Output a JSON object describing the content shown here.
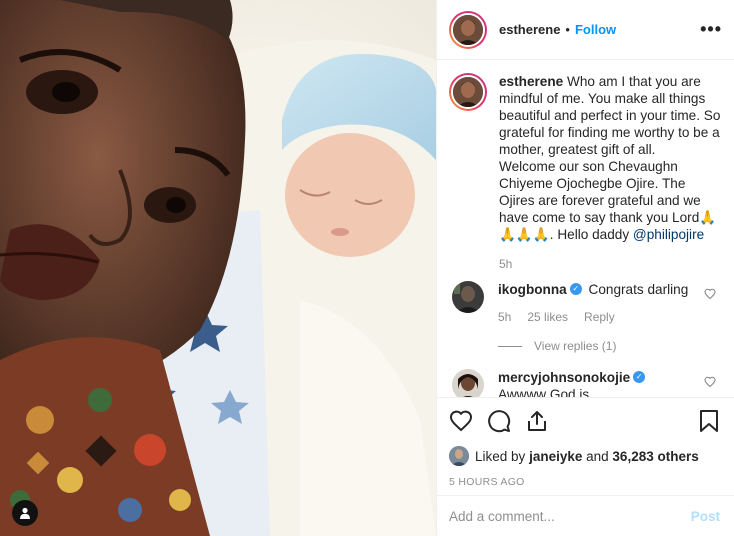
{
  "post": {
    "username": "estherene",
    "follow_label": "Follow",
    "separator": "•",
    "more_label": "•••"
  },
  "caption": {
    "username": "estherene",
    "text": "Who am I that you are mindful of me. You make all things beautiful and perfect in your time. So grateful for finding me worthy to be a mother, greatest gift of all.",
    "text2": "Welcome our son Chevaughn Chiyeme Ojochegbe Ojire. The Ojires are forever grateful and we have come to say thank you Lord",
    "emoji": "🙏🙏🙏🙏",
    "text3": ". Hello daddy",
    "mention": "@philipojire",
    "time": "5h"
  },
  "comments": [
    {
      "username": "ikogbonna",
      "verified": true,
      "text": "Congrats darling",
      "time": "5h",
      "likes": "25 likes",
      "reply_label": "Reply",
      "view_replies": "View replies (1)"
    },
    {
      "username": "mercyjohnsonokojie",
      "verified": true,
      "text": "Awwww God is faithful...congratulations"
    }
  ],
  "likes": {
    "prefix": "Liked by",
    "user": "janeiyke",
    "middle": "and",
    "count": "36,283 others"
  },
  "time_ago": "5 HOURS AGO",
  "add_comment": {
    "placeholder": "Add a comment...",
    "post_label": "Post"
  },
  "icons": {
    "more": "more-options-icon",
    "like": "heart-icon",
    "comment": "comment-icon",
    "share": "share-icon",
    "save": "bookmark-icon",
    "tag": "user-tag-icon"
  }
}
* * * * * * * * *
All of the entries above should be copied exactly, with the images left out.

Output a JSON object describing the content shown here.
{
  "post": {
    "username": "estherene",
    "follow_label": "Follow",
    "separator": "•",
    "more_label": "•••"
  },
  "caption": {
    "username": "estherene",
    "text": "Who am I that you are mindful of me. You make all things beautiful and perfect in your time. So grateful for finding me worthy to be a mother, greatest gift of all.",
    "text2": "Welcome our son Chevaughn Chiyeme Ojochegbe Ojire. The Ojires are forever grateful and we have come to say thank you Lord",
    "emoji": "🙏🙏🙏🙏",
    "text3": ". Hello daddy",
    "mention": "@philipojire",
    "time": "5h"
  },
  "comments": [
    {
      "username": "ikogbonna",
      "verified": true,
      "text": "Congrats darling",
      "time": "5h",
      "likes": "25 likes",
      "reply_label": "Reply",
      "view_replies": "View replies (1)"
    },
    {
      "username": "mercyjohnsonokojie",
      "verified": true,
      "text": "Awwww God is faithful...congratulations"
    }
  ],
  "likes": {
    "prefix": "Liked by",
    "user": "janeiyke",
    "middle": "and",
    "count": "36,283 others"
  },
  "time_ago": "5 HOURS AGO",
  "add_comment": {
    "placeholder": "Add a comment...",
    "post_label": "Post"
  },
  "icons": {
    "more": "more-options-icon",
    "like": "heart-icon",
    "comment": "comment-icon",
    "share": "share-icon",
    "save": "bookmark-icon",
    "tag": "user-tag-icon"
  }
}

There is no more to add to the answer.